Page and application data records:
┌──
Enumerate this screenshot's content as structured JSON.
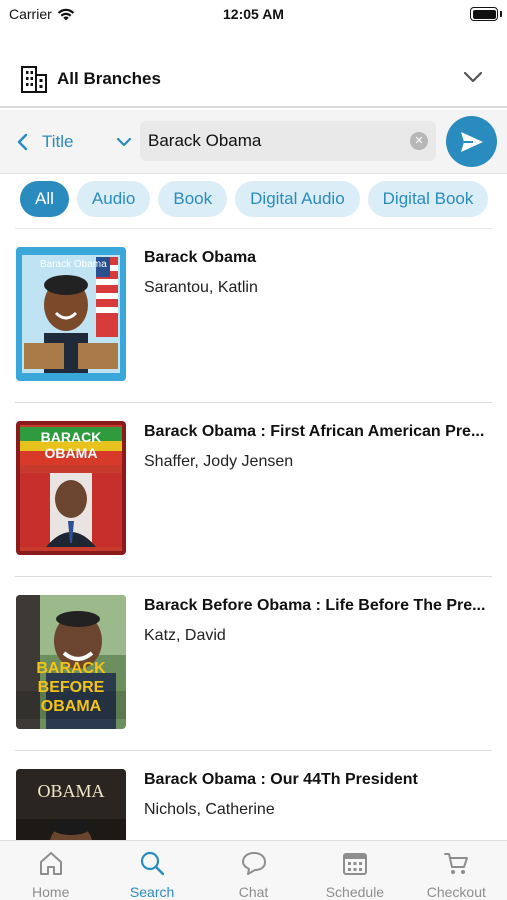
{
  "status_bar": {
    "carrier": "Carrier",
    "time": "12:05 AM"
  },
  "branch": {
    "label": "All Branches"
  },
  "search": {
    "field_type": "Title",
    "query": "Barack Obama"
  },
  "filters": [
    {
      "label": "All",
      "active": true
    },
    {
      "label": "Audio",
      "active": false
    },
    {
      "label": "Book",
      "active": false
    },
    {
      "label": "Digital Audio",
      "active": false
    },
    {
      "label": "Digital Book",
      "active": false
    }
  ],
  "results": [
    {
      "title": "Barack Obama",
      "author": "Sarantou, Katlin",
      "cover_text": "Barack Obama"
    },
    {
      "title": "Barack Obama : First African American Pre...",
      "author": "Shaffer, Jody Jensen",
      "cover_text": "BARACK OBAMA"
    },
    {
      "title": "Barack Before Obama : Life Before The Pre...",
      "author": "Katz, David",
      "cover_text": "BARACK BEFORE OBAMA"
    },
    {
      "title": "Barack Obama : Our 44Th President",
      "author": "Nichols, Catherine",
      "cover_text": "OBAMA"
    }
  ],
  "tabs": [
    {
      "label": "Home",
      "icon": "home-icon"
    },
    {
      "label": "Search",
      "icon": "search-icon",
      "active": true
    },
    {
      "label": "Chat",
      "icon": "chat-icon"
    },
    {
      "label": "Schedule",
      "icon": "calendar-icon"
    },
    {
      "label": "Checkout",
      "icon": "cart-icon"
    }
  ],
  "colors": {
    "accent": "#2a8bbf",
    "chip_bg": "#dbedf6",
    "inactive": "#8e8e8e"
  }
}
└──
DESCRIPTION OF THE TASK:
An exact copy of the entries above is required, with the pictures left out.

RESPONSE:
Enumerate this screenshot's content as structured JSON.
{
  "status_bar": {
    "carrier": "Carrier",
    "time": "12:05 AM"
  },
  "branch": {
    "label": "All Branches"
  },
  "search": {
    "field_type": "Title",
    "query": "Barack Obama"
  },
  "filters": [
    {
      "label": "All",
      "active": true
    },
    {
      "label": "Audio",
      "active": false
    },
    {
      "label": "Book",
      "active": false
    },
    {
      "label": "Digital Audio",
      "active": false
    },
    {
      "label": "Digital Book",
      "active": false
    }
  ],
  "results": [
    {
      "title": "Barack Obama",
      "author": "Sarantou, Katlin",
      "cover_text": "Barack Obama"
    },
    {
      "title": "Barack Obama : First African American Pre...",
      "author": "Shaffer, Jody Jensen",
      "cover_text": "BARACK OBAMA"
    },
    {
      "title": "Barack Before Obama : Life Before The Pre...",
      "author": "Katz, David",
      "cover_text": "BARACK BEFORE OBAMA"
    },
    {
      "title": "Barack Obama : Our 44Th President",
      "author": "Nichols, Catherine",
      "cover_text": "OBAMA"
    }
  ],
  "tabs": [
    {
      "label": "Home",
      "icon": "home-icon"
    },
    {
      "label": "Search",
      "icon": "search-icon",
      "active": true
    },
    {
      "label": "Chat",
      "icon": "chat-icon"
    },
    {
      "label": "Schedule",
      "icon": "calendar-icon"
    },
    {
      "label": "Checkout",
      "icon": "cart-icon"
    }
  ],
  "colors": {
    "accent": "#2a8bbf",
    "chip_bg": "#dbedf6",
    "inactive": "#8e8e8e"
  }
}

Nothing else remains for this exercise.